• _WHAT YOU WILL DO_:
Count the lines below that hold the word "Input" and say how many, with no other text.

(Component data from apps and pages)
-------------------------

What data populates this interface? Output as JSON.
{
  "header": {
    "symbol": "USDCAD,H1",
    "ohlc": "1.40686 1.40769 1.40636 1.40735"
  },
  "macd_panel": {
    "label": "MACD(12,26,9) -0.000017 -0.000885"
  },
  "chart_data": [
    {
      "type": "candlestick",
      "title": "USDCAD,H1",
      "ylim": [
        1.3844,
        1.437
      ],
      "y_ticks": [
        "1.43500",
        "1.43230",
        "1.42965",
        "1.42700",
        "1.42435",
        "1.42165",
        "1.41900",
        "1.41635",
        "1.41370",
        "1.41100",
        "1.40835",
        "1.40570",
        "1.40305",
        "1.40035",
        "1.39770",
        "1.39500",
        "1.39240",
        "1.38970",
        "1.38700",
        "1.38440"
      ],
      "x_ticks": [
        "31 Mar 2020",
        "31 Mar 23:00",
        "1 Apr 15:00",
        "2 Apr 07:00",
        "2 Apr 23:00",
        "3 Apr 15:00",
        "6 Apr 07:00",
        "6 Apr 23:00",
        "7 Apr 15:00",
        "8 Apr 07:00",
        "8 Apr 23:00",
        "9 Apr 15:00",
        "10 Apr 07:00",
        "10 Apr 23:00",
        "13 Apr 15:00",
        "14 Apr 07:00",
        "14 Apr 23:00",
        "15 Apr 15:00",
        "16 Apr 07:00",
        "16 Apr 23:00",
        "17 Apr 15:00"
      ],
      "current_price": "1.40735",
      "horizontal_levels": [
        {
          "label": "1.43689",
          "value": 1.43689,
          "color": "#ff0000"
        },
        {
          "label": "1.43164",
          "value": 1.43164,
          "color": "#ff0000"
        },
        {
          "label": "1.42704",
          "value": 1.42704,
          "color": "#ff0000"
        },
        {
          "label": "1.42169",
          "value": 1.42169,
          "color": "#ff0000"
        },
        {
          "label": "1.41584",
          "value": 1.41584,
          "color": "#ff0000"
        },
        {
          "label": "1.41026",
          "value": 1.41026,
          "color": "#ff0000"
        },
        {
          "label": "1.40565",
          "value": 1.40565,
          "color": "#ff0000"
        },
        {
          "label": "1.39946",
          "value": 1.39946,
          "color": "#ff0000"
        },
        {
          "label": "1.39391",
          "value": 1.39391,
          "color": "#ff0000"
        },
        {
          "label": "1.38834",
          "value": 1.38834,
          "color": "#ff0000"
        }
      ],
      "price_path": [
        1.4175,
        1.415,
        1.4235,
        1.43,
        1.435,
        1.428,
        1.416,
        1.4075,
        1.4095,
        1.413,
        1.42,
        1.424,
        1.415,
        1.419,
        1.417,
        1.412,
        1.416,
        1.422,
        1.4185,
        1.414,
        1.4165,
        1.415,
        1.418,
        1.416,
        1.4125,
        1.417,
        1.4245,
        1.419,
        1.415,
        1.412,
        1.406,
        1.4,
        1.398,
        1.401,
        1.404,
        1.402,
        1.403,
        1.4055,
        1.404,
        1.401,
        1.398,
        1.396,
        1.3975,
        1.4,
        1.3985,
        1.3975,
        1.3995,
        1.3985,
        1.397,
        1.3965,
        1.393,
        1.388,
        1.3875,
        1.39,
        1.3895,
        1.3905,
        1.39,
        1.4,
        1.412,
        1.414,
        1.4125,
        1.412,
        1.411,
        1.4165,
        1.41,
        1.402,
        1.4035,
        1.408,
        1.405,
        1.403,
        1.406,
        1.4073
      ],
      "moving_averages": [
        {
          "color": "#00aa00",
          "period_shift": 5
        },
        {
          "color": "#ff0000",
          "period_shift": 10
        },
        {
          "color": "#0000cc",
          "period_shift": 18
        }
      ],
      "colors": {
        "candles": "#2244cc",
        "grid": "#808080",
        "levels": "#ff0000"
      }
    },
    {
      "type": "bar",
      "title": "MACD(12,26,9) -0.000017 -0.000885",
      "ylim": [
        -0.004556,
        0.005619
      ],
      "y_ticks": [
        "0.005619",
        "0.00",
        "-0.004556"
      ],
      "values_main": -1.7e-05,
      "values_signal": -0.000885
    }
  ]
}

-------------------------

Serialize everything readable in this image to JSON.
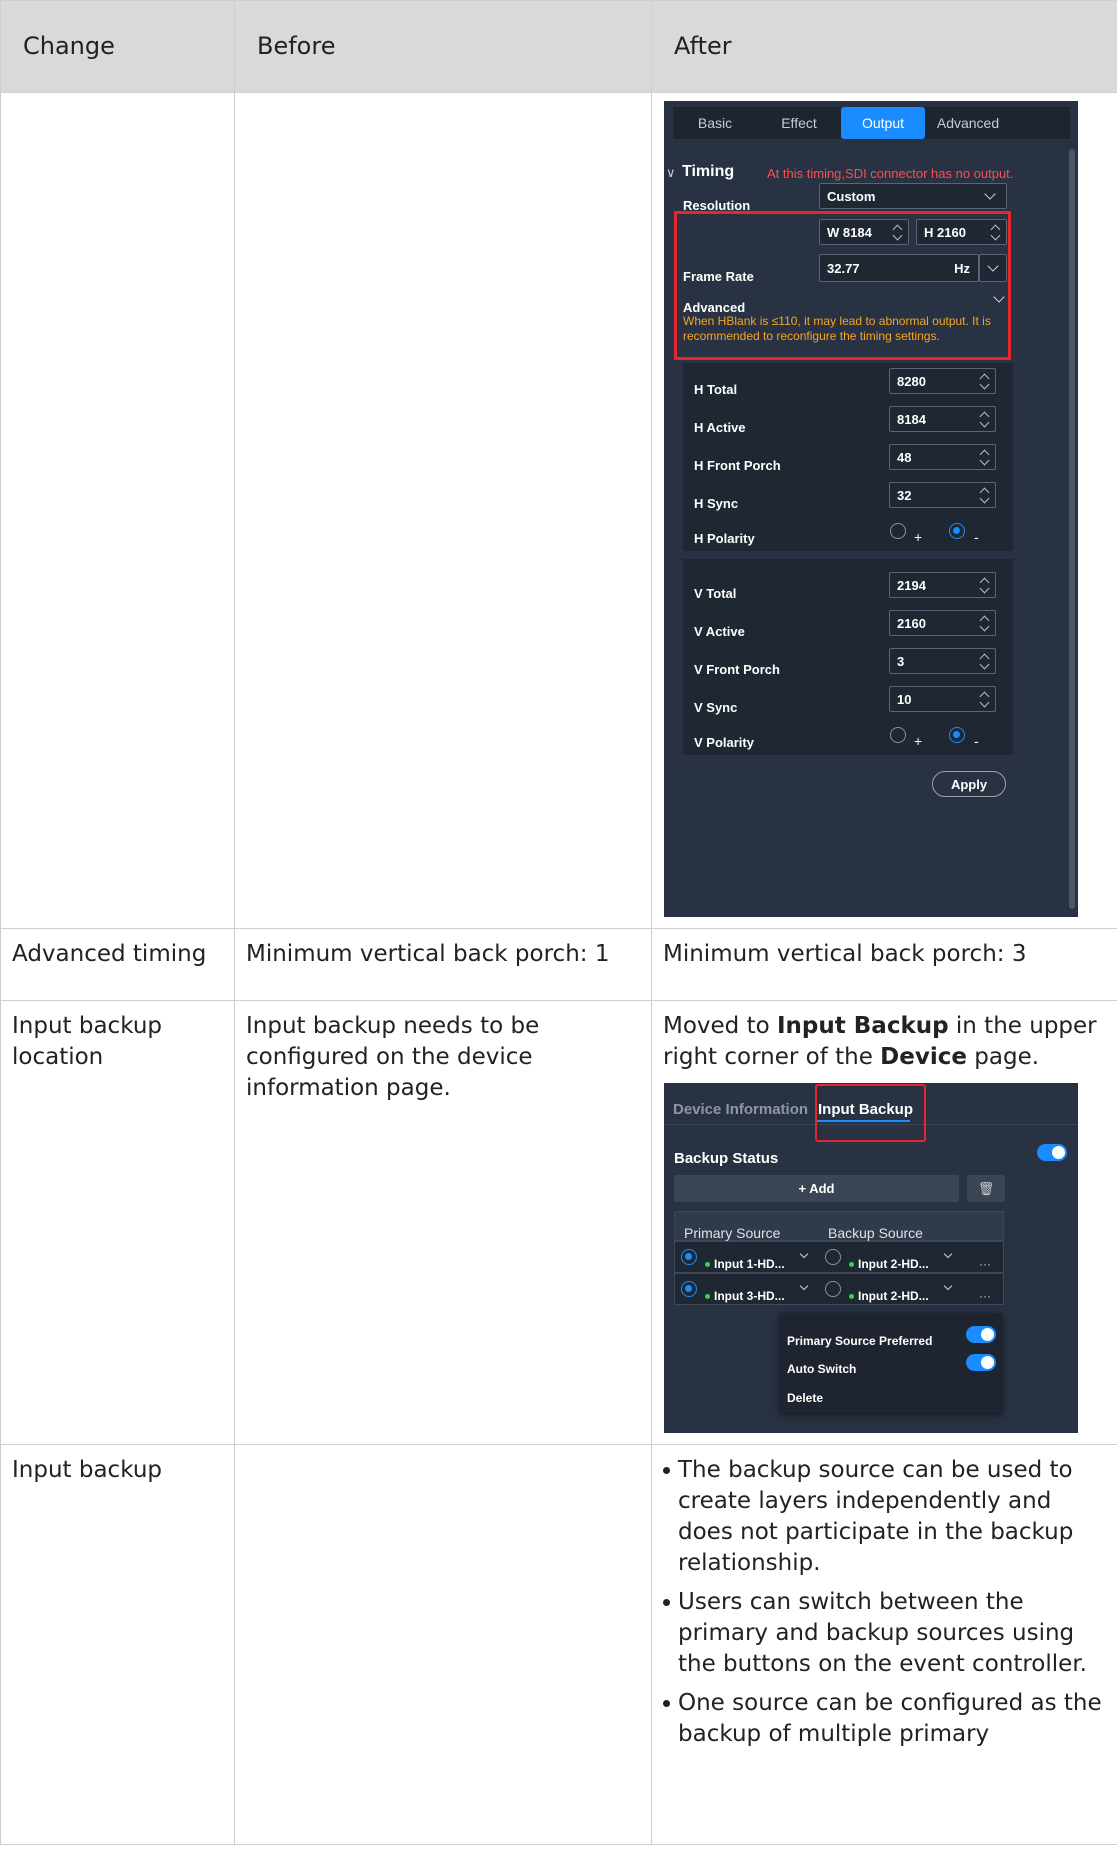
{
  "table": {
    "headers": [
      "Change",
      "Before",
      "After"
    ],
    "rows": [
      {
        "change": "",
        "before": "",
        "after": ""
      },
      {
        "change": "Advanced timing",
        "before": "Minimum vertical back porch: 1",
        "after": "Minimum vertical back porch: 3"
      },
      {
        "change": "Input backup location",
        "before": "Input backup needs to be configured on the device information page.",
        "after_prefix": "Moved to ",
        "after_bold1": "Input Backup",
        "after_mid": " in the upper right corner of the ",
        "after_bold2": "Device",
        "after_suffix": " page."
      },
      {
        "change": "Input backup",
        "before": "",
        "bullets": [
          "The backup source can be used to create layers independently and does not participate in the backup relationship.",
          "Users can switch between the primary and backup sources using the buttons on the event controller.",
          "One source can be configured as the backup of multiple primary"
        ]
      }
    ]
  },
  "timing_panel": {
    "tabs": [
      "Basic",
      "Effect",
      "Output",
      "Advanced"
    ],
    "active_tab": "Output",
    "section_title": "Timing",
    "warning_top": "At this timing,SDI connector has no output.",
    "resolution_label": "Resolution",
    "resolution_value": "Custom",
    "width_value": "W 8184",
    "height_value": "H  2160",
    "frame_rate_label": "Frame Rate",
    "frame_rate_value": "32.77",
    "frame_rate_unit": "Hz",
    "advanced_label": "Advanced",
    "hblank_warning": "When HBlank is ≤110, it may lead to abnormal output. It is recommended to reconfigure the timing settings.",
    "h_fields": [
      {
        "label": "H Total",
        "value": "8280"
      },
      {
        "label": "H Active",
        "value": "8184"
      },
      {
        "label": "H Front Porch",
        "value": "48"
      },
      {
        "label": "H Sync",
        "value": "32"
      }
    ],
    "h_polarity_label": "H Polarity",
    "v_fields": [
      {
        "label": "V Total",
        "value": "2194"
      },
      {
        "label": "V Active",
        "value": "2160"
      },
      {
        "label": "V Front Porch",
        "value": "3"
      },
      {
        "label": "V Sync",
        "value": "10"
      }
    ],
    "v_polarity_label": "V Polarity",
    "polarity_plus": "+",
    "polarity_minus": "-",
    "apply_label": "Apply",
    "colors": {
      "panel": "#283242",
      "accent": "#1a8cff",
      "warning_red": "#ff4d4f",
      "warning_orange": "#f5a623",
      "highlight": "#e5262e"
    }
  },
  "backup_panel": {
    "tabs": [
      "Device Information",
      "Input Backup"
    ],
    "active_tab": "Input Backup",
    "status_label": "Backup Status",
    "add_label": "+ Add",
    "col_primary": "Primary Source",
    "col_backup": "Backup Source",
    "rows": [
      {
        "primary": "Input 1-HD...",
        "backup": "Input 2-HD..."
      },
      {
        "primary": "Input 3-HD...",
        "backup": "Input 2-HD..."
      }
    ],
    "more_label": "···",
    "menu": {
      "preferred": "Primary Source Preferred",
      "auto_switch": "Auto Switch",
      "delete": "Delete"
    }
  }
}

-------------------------

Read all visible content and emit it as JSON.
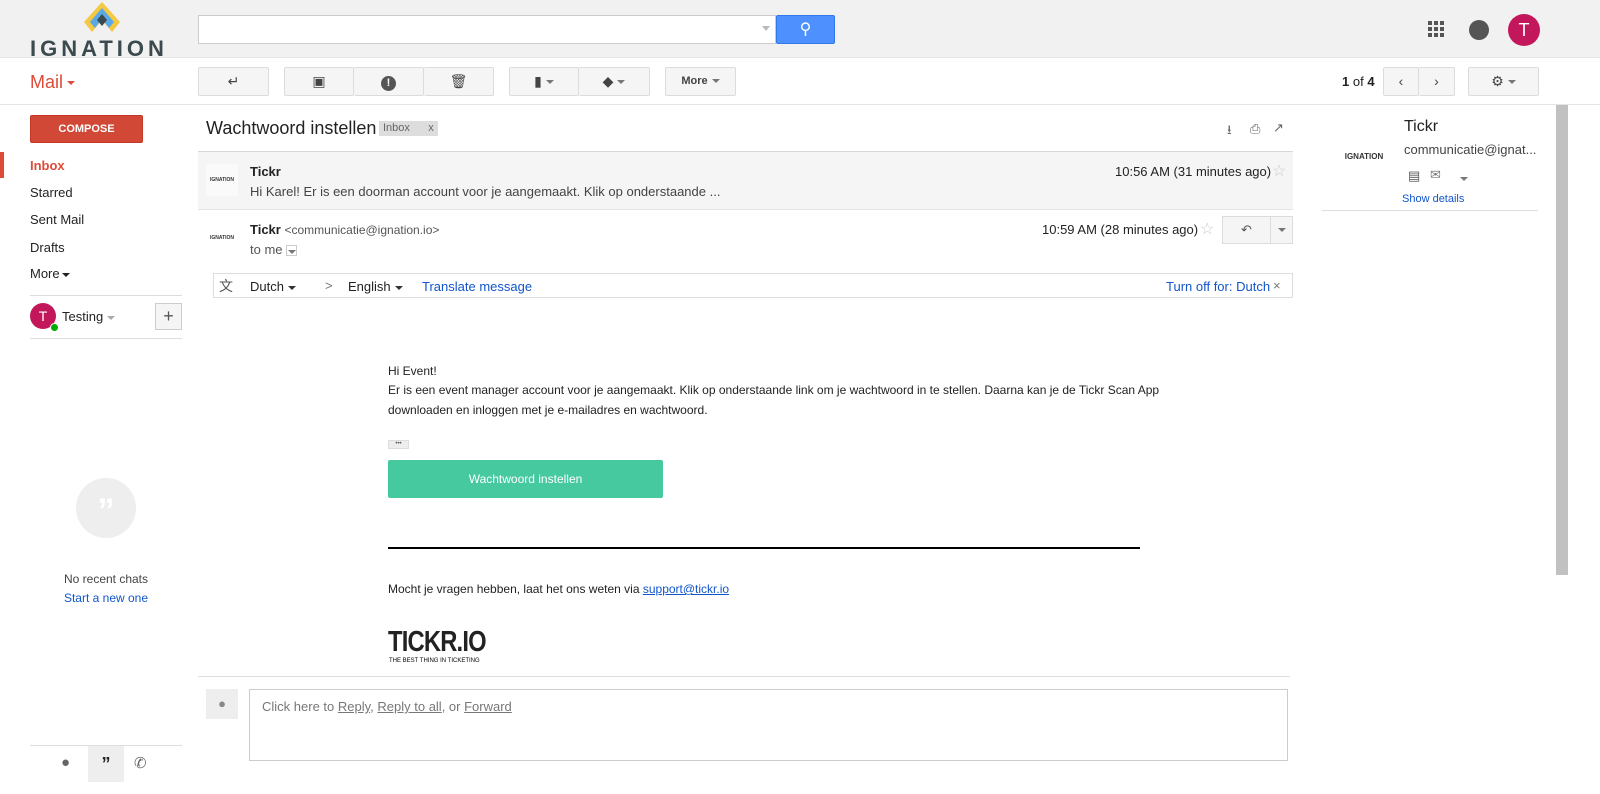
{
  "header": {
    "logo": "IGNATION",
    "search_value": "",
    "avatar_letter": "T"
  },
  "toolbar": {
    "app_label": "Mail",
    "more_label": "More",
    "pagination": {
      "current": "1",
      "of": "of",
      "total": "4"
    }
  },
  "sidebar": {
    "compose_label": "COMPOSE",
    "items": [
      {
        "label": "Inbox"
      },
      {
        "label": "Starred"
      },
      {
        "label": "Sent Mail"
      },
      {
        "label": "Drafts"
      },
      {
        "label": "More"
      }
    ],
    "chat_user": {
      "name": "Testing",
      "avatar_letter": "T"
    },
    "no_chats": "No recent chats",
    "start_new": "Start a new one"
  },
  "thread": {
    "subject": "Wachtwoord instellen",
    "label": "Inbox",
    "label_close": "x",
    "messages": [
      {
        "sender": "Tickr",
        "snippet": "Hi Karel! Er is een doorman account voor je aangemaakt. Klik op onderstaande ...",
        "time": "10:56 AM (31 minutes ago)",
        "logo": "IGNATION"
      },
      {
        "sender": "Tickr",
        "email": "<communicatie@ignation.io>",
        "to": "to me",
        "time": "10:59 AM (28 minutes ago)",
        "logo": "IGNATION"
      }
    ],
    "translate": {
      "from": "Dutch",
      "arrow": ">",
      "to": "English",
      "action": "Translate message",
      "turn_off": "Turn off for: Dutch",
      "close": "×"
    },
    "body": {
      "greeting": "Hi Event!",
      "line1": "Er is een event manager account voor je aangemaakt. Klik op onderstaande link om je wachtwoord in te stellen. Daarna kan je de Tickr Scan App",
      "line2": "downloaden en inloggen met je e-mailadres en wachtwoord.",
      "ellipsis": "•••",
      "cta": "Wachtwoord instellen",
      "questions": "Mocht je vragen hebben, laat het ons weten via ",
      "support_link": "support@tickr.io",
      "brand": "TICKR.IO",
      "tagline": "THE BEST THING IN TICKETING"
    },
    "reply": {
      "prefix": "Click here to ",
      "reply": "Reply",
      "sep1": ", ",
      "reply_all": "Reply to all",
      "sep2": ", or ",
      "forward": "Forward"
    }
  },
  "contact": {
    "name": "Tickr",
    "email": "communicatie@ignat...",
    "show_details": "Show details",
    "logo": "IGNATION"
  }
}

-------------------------

• _EXERCISE RESULT_:
10